Work out how many lines of the listing below include the string "None", and give that number alone.

● DATA FOR THIS EXERCISE
- - - - -

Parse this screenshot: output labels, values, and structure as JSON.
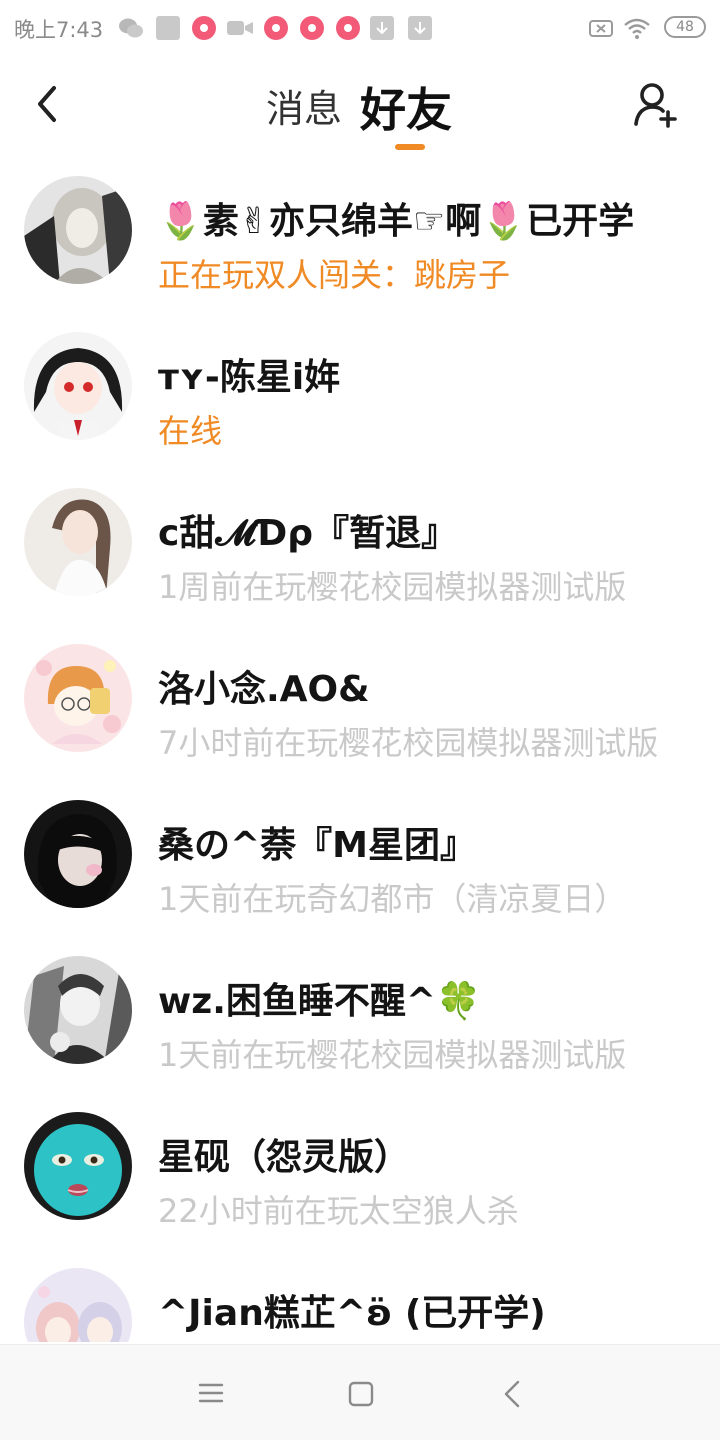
{
  "status_bar": {
    "time": "晚上7:43",
    "battery": "48"
  },
  "header": {
    "tab_messages": "消息",
    "tab_friends": "好友",
    "active_tab": "好友",
    "accent_color": "#f08a24"
  },
  "friends": [
    {
      "name": "🌷素✌亦只绵羊☞啊🌷已开学",
      "status": "正在玩双人闯关：跳房子",
      "status_active": true
    },
    {
      "name": "ᴛʏ-陈星i姩",
      "status": "在线",
      "status_active": true
    },
    {
      "name": "c甜𝓜Ɗρ『暂退』",
      "status": "1周前在玩樱花校园模拟器测试版",
      "status_active": false
    },
    {
      "name": "洛小念.AO&",
      "status": "7小时前在玩樱花校园模拟器测试版",
      "status_active": false
    },
    {
      "name": "桑の^萘『M星团』",
      "status": "1天前在玩奇幻都市（清凉夏日）",
      "status_active": false
    },
    {
      "name": "wz.困鱼睡不醒^🍀",
      "status": "1天前在玩樱花校园模拟器测试版",
      "status_active": false
    },
    {
      "name": "星砚（怨灵版）",
      "status": "22小时前在玩太空狼人杀",
      "status_active": false
    },
    {
      "name": "^Jian糕芷^ʚ̈ (已开学)",
      "status": "",
      "status_active": false
    }
  ],
  "icons": {
    "back": "chevron-left-icon",
    "add_friend": "add-user-icon",
    "nav_menu": "menu-icon",
    "nav_home": "square-icon",
    "nav_back": "back-icon"
  }
}
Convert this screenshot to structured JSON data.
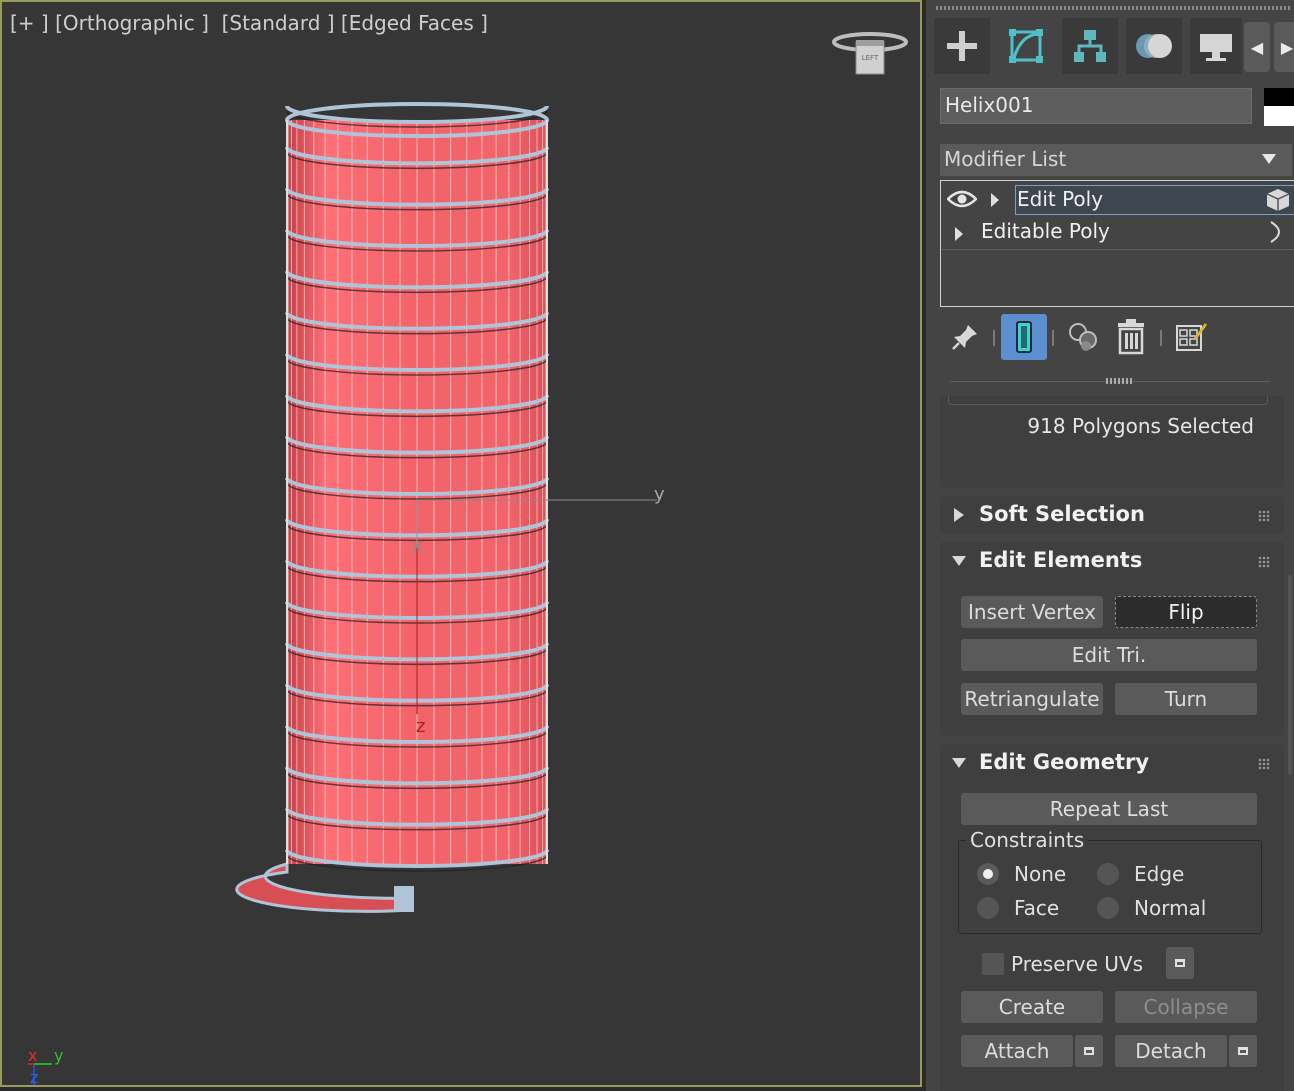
{
  "viewport": {
    "label_plus": "[+ ]",
    "label_view": "[Orthographic ]",
    "label_shading": "[Standard ]",
    "label_edges": "[Edged Faces ]",
    "viewcube_text": "LEFT",
    "gizmo_axis_y": "y",
    "gizmo_axis_x": "x",
    "gizmo_axis_z": "z",
    "triad_x": "x",
    "triad_y": "y",
    "triad_z": "z",
    "colors": {
      "mesh_face": "#f2636a",
      "mesh_edge": "#b0c4d8",
      "frame": "#9a9a5a"
    }
  },
  "command_panel": {
    "tabs": [
      {
        "name": "create-tab-icon",
        "active": false
      },
      {
        "name": "modify-tab-icon",
        "active": true
      },
      {
        "name": "hierarchy-tab-icon",
        "active": false
      },
      {
        "name": "motion-tab-icon",
        "active": false
      },
      {
        "name": "display-tab-icon",
        "active": false
      }
    ],
    "object_name": "Helix001",
    "modifier_list_label": "Modifier List",
    "stack": [
      {
        "label": "Edit Poly",
        "selected": true
      },
      {
        "label": "Editable Poly",
        "selected": false
      }
    ],
    "toolbar_icons": [
      "pin-stack-icon",
      "show-end-result-icon",
      "make-unique-icon",
      "remove-modifier-icon",
      "configure-modifier-sets-icon"
    ]
  },
  "selection_info": {
    "text": "918 Polygons Selected"
  },
  "rollouts": {
    "soft_selection": {
      "title": "Soft Selection",
      "expanded": false
    },
    "edit_elements": {
      "title": "Edit Elements",
      "expanded": true,
      "insert_vertex": "Insert Vertex",
      "flip": "Flip",
      "edit_tri": "Edit Tri.",
      "retriangulate": "Retriangulate",
      "turn": "Turn"
    },
    "edit_geometry": {
      "title": "Edit Geometry",
      "expanded": true,
      "repeat_last": "Repeat Last",
      "constraints_label": "Constraints",
      "none": "None",
      "edge": "Edge",
      "face": "Face",
      "normal": "Normal",
      "constraint_selected": "None",
      "preserve_uvs": "Preserve UVs",
      "preserve_uvs_checked": false,
      "create": "Create",
      "collapse": "Collapse",
      "attach": "Attach",
      "detach": "Detach"
    }
  }
}
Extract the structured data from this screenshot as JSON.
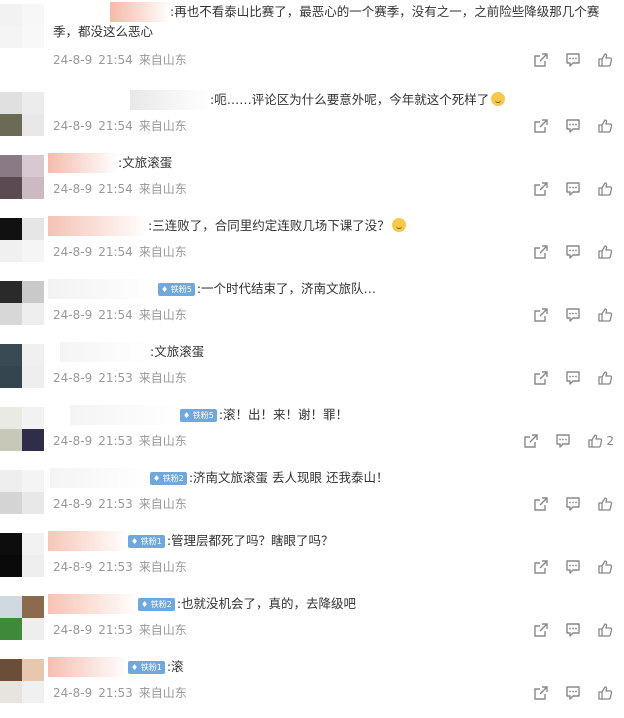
{
  "comments": [
    {
      "text": "再也不看泰山比赛了，最恶心的一个赛季，没有之一，之前险些降级那几个赛季，都没这么恶心",
      "badge": "",
      "emoji": false,
      "date": "24-8-9",
      "time": "21:54",
      "source": "来自山东",
      "likes": ""
    },
    {
      "text": "呃……评论区为什么要意外呢，今年就这个死样了",
      "badge": "",
      "emoji": true,
      "date": "24-8-9",
      "time": "21:54",
      "source": "来自山东",
      "likes": ""
    },
    {
      "text": "文旅滚蛋",
      "badge": "",
      "emoji": false,
      "date": "24-8-9",
      "time": "21:54",
      "source": "来自山东",
      "likes": ""
    },
    {
      "text": "三连败了，合同里约定连败几场下课了没？",
      "badge": "",
      "emoji": true,
      "date": "24-8-9",
      "time": "21:54",
      "source": "来自山东",
      "likes": ""
    },
    {
      "text": "一个时代结束了，济南文旅队…",
      "badge": "铁粉5",
      "emoji": false,
      "date": "24-8-9",
      "time": "21:54",
      "source": "来自山东",
      "likes": ""
    },
    {
      "text": "文旅滚蛋",
      "badge": "",
      "emoji": false,
      "date": "24-8-9",
      "time": "21:53",
      "source": "来自山东",
      "likes": ""
    },
    {
      "text": "滚！出！来！谢！罪！",
      "badge": "铁粉5",
      "emoji": false,
      "date": "24-8-9",
      "time": "21:53",
      "source": "来自山东",
      "likes": "2"
    },
    {
      "text": "济南文旅滚蛋  丢人现眼 还我泰山！",
      "badge": "铁粉2",
      "emoji": false,
      "date": "24-8-9",
      "time": "21:53",
      "source": "来自山东",
      "likes": ""
    },
    {
      "text": "管理层都死了吗？瞎眼了吗？",
      "badge": "铁粉1",
      "emoji": false,
      "date": "24-8-9",
      "time": "21:53",
      "source": "来自山东",
      "likes": ""
    },
    {
      "text": "也就没机会了，真的，去降级吧",
      "badge": "铁粉2",
      "emoji": false,
      "date": "24-8-9",
      "time": "21:53",
      "source": "来自山东",
      "likes": ""
    },
    {
      "text": "滚",
      "badge": "铁粉1",
      "emoji": false,
      "date": "24-8-9",
      "time": "21:53",
      "source": "来自山东",
      "likes": ""
    }
  ],
  "icons": {
    "share": "share-icon",
    "comment": "comment-icon",
    "like": "thumbs-up-icon"
  },
  "colors": {
    "meta": "#999999",
    "badge": "#6fa8dc",
    "text": "#333333"
  }
}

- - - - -

● YOUR RESPONSE
2